As the second test, the candidate is faced with a woman, possibly a young girl, under attack by a number of male enemies. Rescue is obviously needed, and equally obviously isn't going to be easy. Again, almost any response that tries to correct the situation rather than ignoring it is acceptable. Even an all-out attack will result in the enemy fleeing in improbable terror. The victim then vanishes, possibly turning into a red-haired warrior on the way.
Finally, the candidate must ascend the side of the hill fort on which Tarthcaer stands. This is not as simple as it sounds, due to the variable geography of the area! The slope is steep and slippery: stopping for a rest means sliding back. The height the candidate has to climb is such that she will be completely exhausted just as she reaches the top. Quite simply, giving up means failure.
The group re-enact the myth of Vinga's meeting with Huraya: or possibly Vinga's return from one of her many battles to her base at Tarthcaer, if no Huraya representative is available. At the point when Vinga and her warriors return to Tarthcaer, the presiding Daughter tests her Emulate Vinga skill in order to force the ritual onto the Heroplane.
If she succeeds, she (and possibly others?) find themselves on a path from one of the battles of the Great Darkness to Tarthcaer. The extent of her success determines how far along the path they are: finding themselves still in the battle is a possibility. Criticals will land them inside the mists. A failure means nothing happens. A fumble lands them in the Great Darkness, but in totally the wrong place and with no obvious way back. This is usually fatal.
As a general principle, the only entry to Tarthcaer is through the mists, and the mists are at least partially on the HeroPlane. It is perhaps not surprising that the layout of the paths through the mists do not obey the normal laws of geography. Three paths have been described above: the easy path found by women seeking refuge, the testing path found by candidates for apprenticeship, and the path home found in the Return ritual. There is of course also a straighforward path from the trading post to the entrance, though this can be found only by initiates. What may not be entirely obvious is that these paths can interconnect. For instance, if a group of women are seeking refuge, but one of their number wishes to become a warrior, she will find the path leading to the tests, while the rest of the group find an easier way. The first two tests may happen while they are still together, perhaps requiring her to rescue the group she is with.
It has been known for an initiate returning home to find herself on the test path: perhaps she has broken her vows in some way since her last visit and needs to demonstrate her commitment once more.
The High Priestess of Tarthcaer has at times demonstrated a sensitivity to the use of the paths, being able to tell who is approaching and by what path before their arrival.
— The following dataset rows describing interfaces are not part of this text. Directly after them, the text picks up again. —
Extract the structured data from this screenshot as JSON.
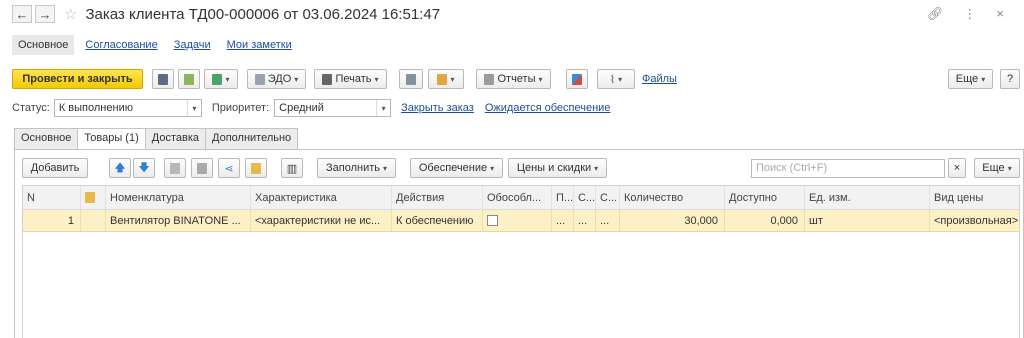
{
  "title": "Заказ клиента ТД00-000006 от 03.06.2024 16:51:47",
  "nav": {
    "back": "←",
    "forward": "→"
  },
  "page_tabs": [
    "Основное",
    "Согласование",
    "Задачи",
    "Мои заметки"
  ],
  "toolbar": {
    "post_close": "Провести и закрыть",
    "edo": "ЭДО",
    "print": "Печать",
    "reports": "Отчеты",
    "files": "Файлы",
    "more": "Еще",
    "help": "?"
  },
  "status_row": {
    "status_label": "Статус:",
    "status_value": "К выполнению",
    "priority_label": "Приоритет:",
    "priority_value": "Средний",
    "close_order": "Закрыть заказ",
    "awaiting": "Ожидается обеспечение"
  },
  "tabs": [
    "Основное",
    "Товары (1)",
    "Доставка",
    "Дополнительно"
  ],
  "tab_toolbar": {
    "add": "Добавить",
    "fill": "Заполнить",
    "supply": "Обеспечение",
    "prices": "Цены и скидки",
    "search_placeholder": "Поиск (Ctrl+F)",
    "clear": "×",
    "more": "Еще"
  },
  "grid": {
    "columns": [
      "N",
      "",
      "Номенклатура",
      "Характеристика",
      "Действия",
      "Обособл...",
      "П...",
      "С...",
      "С...",
      "Количество",
      "Доступно",
      "Ед. изм.",
      "Вид цены"
    ],
    "rows": [
      {
        "n": "1",
        "item": "Вентилятор BINATONE ...",
        "char": "<характеристики не ис...",
        "action": "К обеспечению",
        "p": "...",
        "s1": "...",
        "s2": "...",
        "qty": "30,000",
        "avail": "0,000",
        "unit": "шт",
        "price_type": "<произвольная>"
      }
    ]
  },
  "colors": {
    "accent_yellow": "#f3c900",
    "row_highlight": "#fcf0c6",
    "link": "#1a4e9c"
  }
}
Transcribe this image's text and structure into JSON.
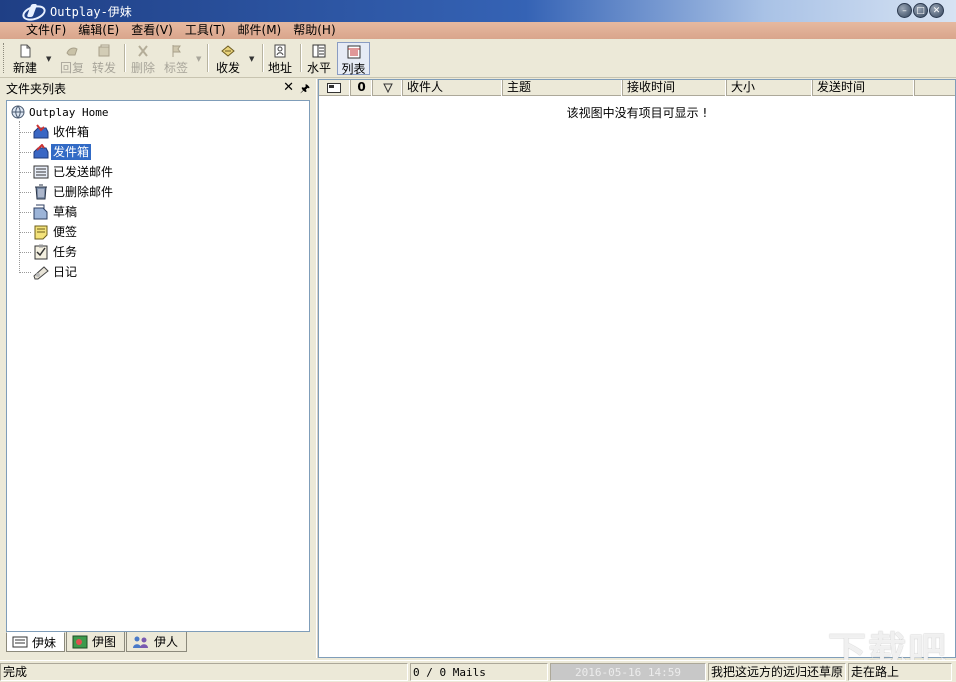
{
  "window": {
    "title": "Outplay-伊妹",
    "controls": [
      "minimize",
      "maximize",
      "close"
    ]
  },
  "menu": [
    {
      "id": "file",
      "label": "文件(F)"
    },
    {
      "id": "edit",
      "label": "编辑(E)"
    },
    {
      "id": "view",
      "label": "查看(V)"
    },
    {
      "id": "tools",
      "label": "工具(T)"
    },
    {
      "id": "mail",
      "label": "邮件(M)"
    },
    {
      "id": "help",
      "label": "帮助(H)"
    }
  ],
  "toolbar": {
    "new": "新建",
    "reply": "回复",
    "forward": "转发",
    "delete": "删除",
    "tag": "标签",
    "send_receive": "收发",
    "address": "地址",
    "horizontal": "水平",
    "list": "列表"
  },
  "folder_pane": {
    "title": "文件夹列表",
    "root": "Outplay Home",
    "items": [
      {
        "label": "收件箱",
        "icon": "inbox-icon"
      },
      {
        "label": "发件箱",
        "icon": "outbox-icon",
        "selected": true
      },
      {
        "label": "已发送邮件",
        "icon": "sent-icon"
      },
      {
        "label": "已删除邮件",
        "icon": "trash-icon"
      },
      {
        "label": "草稿",
        "icon": "draft-icon"
      },
      {
        "label": "便签",
        "icon": "note-icon"
      },
      {
        "label": "任务",
        "icon": "task-icon"
      },
      {
        "label": "日记",
        "icon": "diary-icon"
      }
    ],
    "tabs": [
      {
        "label": "伊妹",
        "active": true
      },
      {
        "label": "伊图",
        "active": false
      },
      {
        "label": "伊人",
        "active": false
      }
    ]
  },
  "mail_list": {
    "columns": [
      "收件人",
      "主题",
      "接收时间",
      "大小",
      "发送时间"
    ],
    "empty_message": "该视图中没有项目可显示 !"
  },
  "statusbar": {
    "status": "完成",
    "mail_count": "0 / 0 Mails",
    "datetime": "2016-05-16 14:59",
    "ticker": "我把这远方的远归还草原",
    "ticker2": "走在路上"
  },
  "watermark": "下载吧"
}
It is possible that she can influence which path they find, but this has never been admitted.
When the paths split, each part of the group can see a different way forward, and will find other routes invisible to them. It may occur to players to go for the easiest route by such means as holding hands or tying themselves together. This will not work. Unseen obstacles will trip them, making them loose their grip, ropes will mysteriously untie themselves. And anyone trying such tricks will automatically be regarded as hostile from then on. All paths forwards will be closed to them, and at best, they will find themselves outside the mists again.